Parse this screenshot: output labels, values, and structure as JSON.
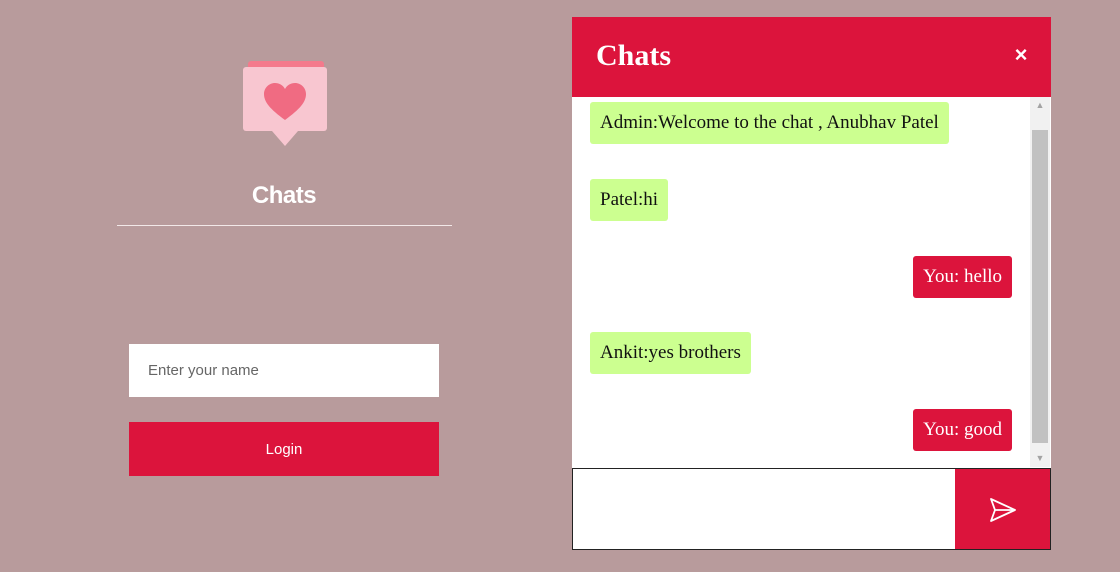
{
  "login": {
    "title": "Chats",
    "name_placeholder": "Enter your name",
    "login_label": "Login",
    "logo_icon": "chat-heart-icon"
  },
  "chat": {
    "title": "Chats",
    "close_label": "×",
    "messages": [
      {
        "direction": "in",
        "text": "Admin:Welcome to the chat , Anubhav Patel"
      },
      {
        "direction": "in",
        "text": "Patel:hi"
      },
      {
        "direction": "out",
        "text": "You: hello"
      },
      {
        "direction": "in",
        "text": "Ankit:yes brothers"
      },
      {
        "direction": "out",
        "text": "You: good"
      }
    ],
    "scroll_up_icon": "▲",
    "scroll_down_icon": "▼",
    "message_input_value": "",
    "send_icon": "send-icon"
  },
  "colors": {
    "background": "#b89b9c",
    "accent": "#dc143c",
    "incoming_bubble": "#ccff90"
  }
}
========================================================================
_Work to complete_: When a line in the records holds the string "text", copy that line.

_Response to the task_:
        "text": "Admin:Welcome to the chat , Anubhav Patel"
        "text": "Patel:hi"
        "text": "You: hello"
        "text": "Ankit:yes brothers"
        "text": "You: good"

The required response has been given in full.